Hanjin Group on Wednesday attacked the fund, claiming it does not have the right to make shareholder proposals under Korean commercial law. KCGI immediately responded, accusing the company of “neglecting the smallest shareholder rights” in a statement.
Wednesday’s war of words comes after the activist fund last month delivered a proposal detailing ways to improve Hanjin affiliates’ corporate governance and business performance including adding more outside directors and selling poor performing assets.
While Hanjin quickly released a broad five-year plan that included selling off its unprofitable property in Songhyeon-dong, central Seoul - where it once planned but failed to build a hotel - and adding one more outside director to Hanjin Kal’s board, KCGI said the “attempt is a good sign, but not enough.”
It was in response to KCGI’s criticism that the conglomerate claimed that the fund doesn’t have the right to make proposals. Hanjin cited Article 542 of the Commercial Act that includes special provisions on listed companies.
The article states that although making agenda proposals for shareholder meetings is a protected shareholder right, minority shareholders need to hold at least a 0.5 percent stake in a listed company for over six months to exercise their rights.
Though KCGI is currently the second-largest shareholder of the group’s holding company Hanjin Kal with a 10.71 percent stake, and also of Hanjin Transportation with a 8.03 percent stake, the group said all shareholders apart from the largest count as minority shareholders.
KCGI has not held its stake for more than six months.
“For KCGI to exercise its rights, it needed to have held a stake in Hanjin Kal or Hanjin Transportation before July 31 of 2018, six months before it made its shareholder proposal on Jan. 31 this year,” the group said in statement. KCGI first acquired Hanjin shares in November.
KCGI responded that the Hanjin management lacks will to listen to feedback on its past mistakes and is violating shareholder rights.
In a separate case, KCGI announced Wednesday that the Seoul Central District Court approved the fund’s request to read and transcribe the list of shareholders. The fund applied for an injunction to the court on Jan. 18 after Hanjin Kal and Hanjin Transportation ignored the same request.
“While it is a basic shareholder right to read and transcribe the shareholder roster, Hanjin affiliates did not respond to the request for over a month,” KCGI said in statement. “We cannot help but be suspicious of why the companies tried to hide the rosters away.”
The fund said it will closely look into whether there is anything suspicious on the rosters, such as if the owner family has extra shares under borrowed names.

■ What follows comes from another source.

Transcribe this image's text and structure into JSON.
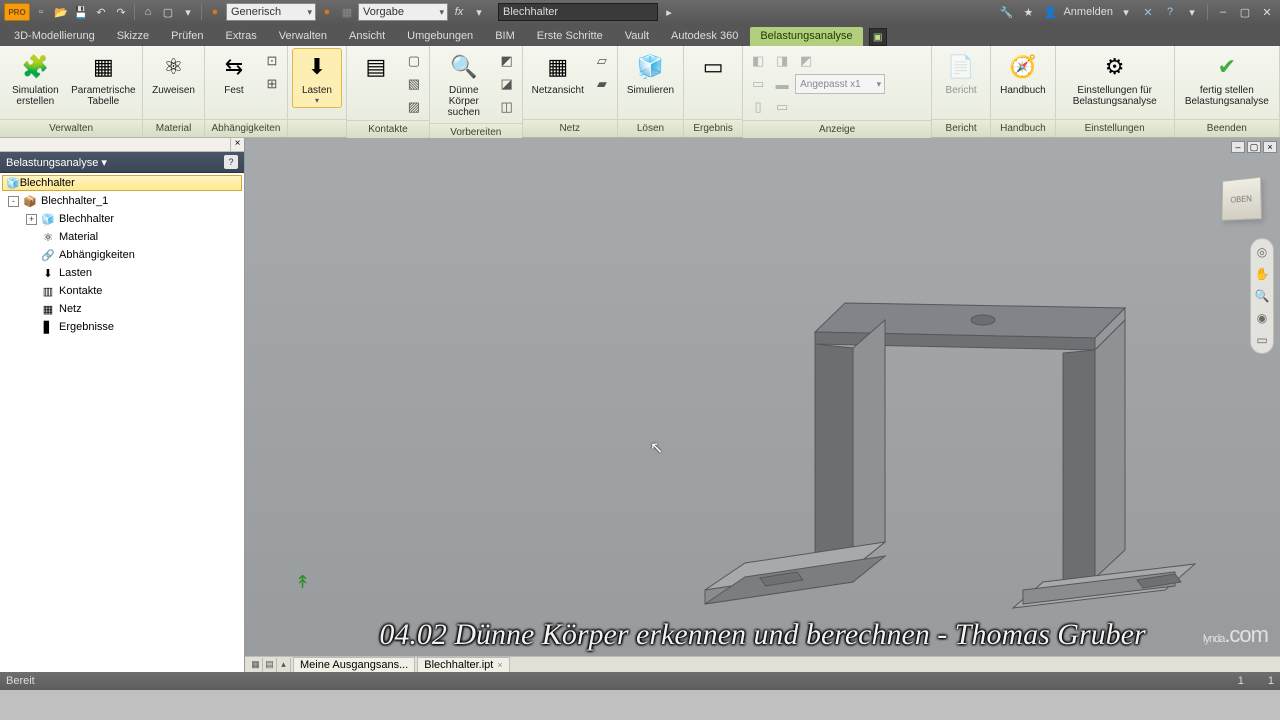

The fight between the two is expected to continue until the shareholders’ meeting, and this isn’t the only front that the group’s leadership can expect to be attacked on. The scandal-ridden Hanjin owner family is facing multiple challenges to their control over the chaebol.
Hanjin Group heiress Cho Hyun-ah, internationally infamous after the nut rage scandal in 2014, is facing accusations from her husband of verbal and physical abuse as well as child abuse. The police started an investigation into that case on Tuesday. Cho and her husband, currently going through a divorce, have twin sons. Cho’s husband claims that she would shout “Die” when she was angry and attempt to strangle him. Cho has claimed that her husband is an alcoholic.

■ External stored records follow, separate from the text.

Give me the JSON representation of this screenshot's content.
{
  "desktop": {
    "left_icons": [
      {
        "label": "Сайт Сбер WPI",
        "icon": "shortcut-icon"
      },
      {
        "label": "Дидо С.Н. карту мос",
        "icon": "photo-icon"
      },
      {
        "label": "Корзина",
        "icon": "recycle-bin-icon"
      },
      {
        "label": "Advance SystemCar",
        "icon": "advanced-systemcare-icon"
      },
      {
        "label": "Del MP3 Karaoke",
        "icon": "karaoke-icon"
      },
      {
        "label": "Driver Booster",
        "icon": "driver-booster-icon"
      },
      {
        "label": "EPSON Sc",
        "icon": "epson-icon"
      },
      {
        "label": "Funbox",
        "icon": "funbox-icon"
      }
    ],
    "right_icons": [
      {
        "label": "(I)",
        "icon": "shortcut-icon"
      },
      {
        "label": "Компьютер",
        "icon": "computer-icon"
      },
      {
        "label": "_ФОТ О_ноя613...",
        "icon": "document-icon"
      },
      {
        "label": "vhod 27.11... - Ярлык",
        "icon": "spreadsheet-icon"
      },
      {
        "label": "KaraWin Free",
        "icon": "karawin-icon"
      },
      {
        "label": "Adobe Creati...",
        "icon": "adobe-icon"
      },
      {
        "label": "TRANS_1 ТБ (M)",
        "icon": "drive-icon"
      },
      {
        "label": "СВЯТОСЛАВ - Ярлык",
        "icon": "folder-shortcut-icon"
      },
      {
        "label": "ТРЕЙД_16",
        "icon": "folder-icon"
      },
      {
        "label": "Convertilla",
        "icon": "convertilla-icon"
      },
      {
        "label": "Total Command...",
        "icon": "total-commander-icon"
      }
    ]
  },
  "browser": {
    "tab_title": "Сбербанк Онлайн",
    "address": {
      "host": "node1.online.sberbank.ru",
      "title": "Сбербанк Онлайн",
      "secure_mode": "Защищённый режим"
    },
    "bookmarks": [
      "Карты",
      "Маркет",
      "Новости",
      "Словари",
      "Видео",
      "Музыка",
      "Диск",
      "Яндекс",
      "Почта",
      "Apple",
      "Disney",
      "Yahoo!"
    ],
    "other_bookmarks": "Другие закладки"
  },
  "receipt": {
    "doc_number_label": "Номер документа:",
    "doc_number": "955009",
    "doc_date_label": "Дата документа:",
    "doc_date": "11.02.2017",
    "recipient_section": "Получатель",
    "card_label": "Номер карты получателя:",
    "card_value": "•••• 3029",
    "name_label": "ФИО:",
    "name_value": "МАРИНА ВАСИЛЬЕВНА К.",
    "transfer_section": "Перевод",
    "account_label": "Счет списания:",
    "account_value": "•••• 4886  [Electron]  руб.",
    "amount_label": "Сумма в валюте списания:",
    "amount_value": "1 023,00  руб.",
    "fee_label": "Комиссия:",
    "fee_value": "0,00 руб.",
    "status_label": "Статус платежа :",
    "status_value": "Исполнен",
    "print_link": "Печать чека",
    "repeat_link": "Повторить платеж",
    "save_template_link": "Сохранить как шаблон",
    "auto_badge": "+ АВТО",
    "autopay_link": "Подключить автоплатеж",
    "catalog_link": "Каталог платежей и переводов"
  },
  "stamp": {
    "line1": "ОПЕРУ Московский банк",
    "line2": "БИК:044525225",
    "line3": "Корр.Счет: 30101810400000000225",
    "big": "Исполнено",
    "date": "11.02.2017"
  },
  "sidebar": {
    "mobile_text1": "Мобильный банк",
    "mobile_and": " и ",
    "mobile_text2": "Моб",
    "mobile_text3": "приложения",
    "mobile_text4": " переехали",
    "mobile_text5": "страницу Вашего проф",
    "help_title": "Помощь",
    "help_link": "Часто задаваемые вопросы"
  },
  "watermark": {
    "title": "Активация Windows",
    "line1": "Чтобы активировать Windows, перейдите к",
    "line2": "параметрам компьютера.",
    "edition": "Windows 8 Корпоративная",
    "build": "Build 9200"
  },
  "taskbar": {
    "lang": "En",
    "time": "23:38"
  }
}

Cho Hyun-ah’s mother Lee Myung-hee, the wife of Hanjin Chairman Cho Yang-ho, is also once again making headlines for verbally abusing her Filipino housekeeper as JTBC unveiled a recording on Tuesday of Lee shouting and swearing at the housekeeper. The recording was reportedly made in 2015. Lee has already been indicted for abusing Hanjin employees.
BY KIM JEE-HEE [firstname.lastname@example.org]